Suicides on the rise in Rabun

With limited local resources and the number of mental-health-related incidents on the rise, knowing what to look for when someone is expressing signs of hurting is more important than ever.

According to reports from the Rabun County Sheriff’s Office, 2018 is proving to already outnumber the amount of suicide threat calls deputies were dispatched to — two having occurred most recently last week.

Although law enforcement and Emergency Medical Services both respond to suicide threats, neither can provide any referrals for out/in-patient mental health treatment according to Rabun County EMS Captain Trampes Stancil.

“Law enforcement is the lead agency,” Stancil said.

Often times law enforcement offers their assistance as much as possible, but are limited to transporting them to the nearest hospital; From there, trained healthcare personnel conduct a full mental-health evaluation and find the appropriate resources to guide the hurt to help.

But according to a recent study conducted by the Centers for Disease Control and Prevention (CDC), the dramatic rise in suicides is “more than a mental health issue.”

While prevention efforts mainly focus on identifying and providing treatment for people with mental illness, experts say suicide is rarely caused by a single factor.

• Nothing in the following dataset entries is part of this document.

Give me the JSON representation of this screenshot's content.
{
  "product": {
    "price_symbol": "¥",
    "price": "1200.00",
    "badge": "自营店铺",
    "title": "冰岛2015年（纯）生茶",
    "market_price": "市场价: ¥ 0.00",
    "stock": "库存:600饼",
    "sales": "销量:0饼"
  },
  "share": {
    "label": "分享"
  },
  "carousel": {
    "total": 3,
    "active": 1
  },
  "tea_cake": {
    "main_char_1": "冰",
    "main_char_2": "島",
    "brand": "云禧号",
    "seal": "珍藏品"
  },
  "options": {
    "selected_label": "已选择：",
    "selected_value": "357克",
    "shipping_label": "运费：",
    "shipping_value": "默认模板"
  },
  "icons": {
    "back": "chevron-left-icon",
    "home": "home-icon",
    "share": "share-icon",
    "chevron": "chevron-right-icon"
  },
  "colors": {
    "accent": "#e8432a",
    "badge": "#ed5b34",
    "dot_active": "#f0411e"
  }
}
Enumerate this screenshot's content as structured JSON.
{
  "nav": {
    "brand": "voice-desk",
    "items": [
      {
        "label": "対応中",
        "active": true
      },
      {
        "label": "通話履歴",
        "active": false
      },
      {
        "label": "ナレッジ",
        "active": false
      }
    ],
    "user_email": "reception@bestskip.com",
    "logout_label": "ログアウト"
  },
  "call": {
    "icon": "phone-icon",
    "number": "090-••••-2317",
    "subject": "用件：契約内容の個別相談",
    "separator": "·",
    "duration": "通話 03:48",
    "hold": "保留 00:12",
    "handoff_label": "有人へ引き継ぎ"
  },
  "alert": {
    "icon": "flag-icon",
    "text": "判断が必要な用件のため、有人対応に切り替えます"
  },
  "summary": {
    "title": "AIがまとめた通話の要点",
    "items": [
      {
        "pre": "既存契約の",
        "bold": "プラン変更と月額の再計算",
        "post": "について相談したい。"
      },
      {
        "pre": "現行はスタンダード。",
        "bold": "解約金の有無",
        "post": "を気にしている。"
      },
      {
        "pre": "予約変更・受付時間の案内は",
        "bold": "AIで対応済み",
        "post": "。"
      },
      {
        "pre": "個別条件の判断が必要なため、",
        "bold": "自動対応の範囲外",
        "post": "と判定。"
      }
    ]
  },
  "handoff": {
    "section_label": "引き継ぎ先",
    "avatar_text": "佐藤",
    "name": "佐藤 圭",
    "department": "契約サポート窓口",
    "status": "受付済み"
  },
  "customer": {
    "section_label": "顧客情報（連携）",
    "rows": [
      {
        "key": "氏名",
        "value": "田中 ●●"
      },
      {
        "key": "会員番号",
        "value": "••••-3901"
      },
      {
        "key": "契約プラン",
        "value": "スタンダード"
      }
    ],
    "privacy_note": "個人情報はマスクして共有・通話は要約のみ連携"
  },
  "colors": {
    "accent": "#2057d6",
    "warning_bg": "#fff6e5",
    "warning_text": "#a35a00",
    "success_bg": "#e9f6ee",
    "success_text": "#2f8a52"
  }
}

In fact, researchers found that more than half of people who died by suicide during the study period did not have a known diagnosed mental health condition at the time of death. Other issues, including relationship problems, substance abuse, physical health problems, job- or money-related stress, legal or housing problems often contributed to risk for suicide, the report found.

Experts note that mental illness may have been underreported in the study, either because the person who killed themselves had not yet been diagnosed or because those left behind were not aware of their loved one’s condition. However, the fact that so many other factors appeared to contribute to suicide is an important finding.

“Our data suggests that suicide is more than a mental health issue,” CDC Principal Deputy Director Anne Schuchat, M.D., said. “We think that a comprehensive approach to suicide is what’s needed. If we only look at this as a mental health issue, we won’t make the progress that we need.”

The study serves as a reminder, she says, that if someone in your life recently lost a job, ended a relationship, or is having some other life crisis, it’s important to reach out.

The CDC recommends everyone familiarize themselves with the warning signs of suicide, which may include:

  • A person thinking about or threatening suicide or seeking a way to kill themselves
  • Increased substance abuse
  • Feelings of purposelessness, anxiety, being trapped, or hopeless
  • Withdrawing from people and activities
  • Expressing unusual anger, recklessness, or mood changes

If you are having thoughts of harming yourself or thinking about suicide, talk to someone who can help, such as a trusted loved one, your doctor, your licensed mental health professional if you already have one, or go to the nearest hospital emergency department.

For immediate help if you are in a crisis, call the toll-free National Suicide Prevention Lifeline at 1-800-273-TALK (8255), which is available 24 hours a day, 7 days a week. All calls are confidential.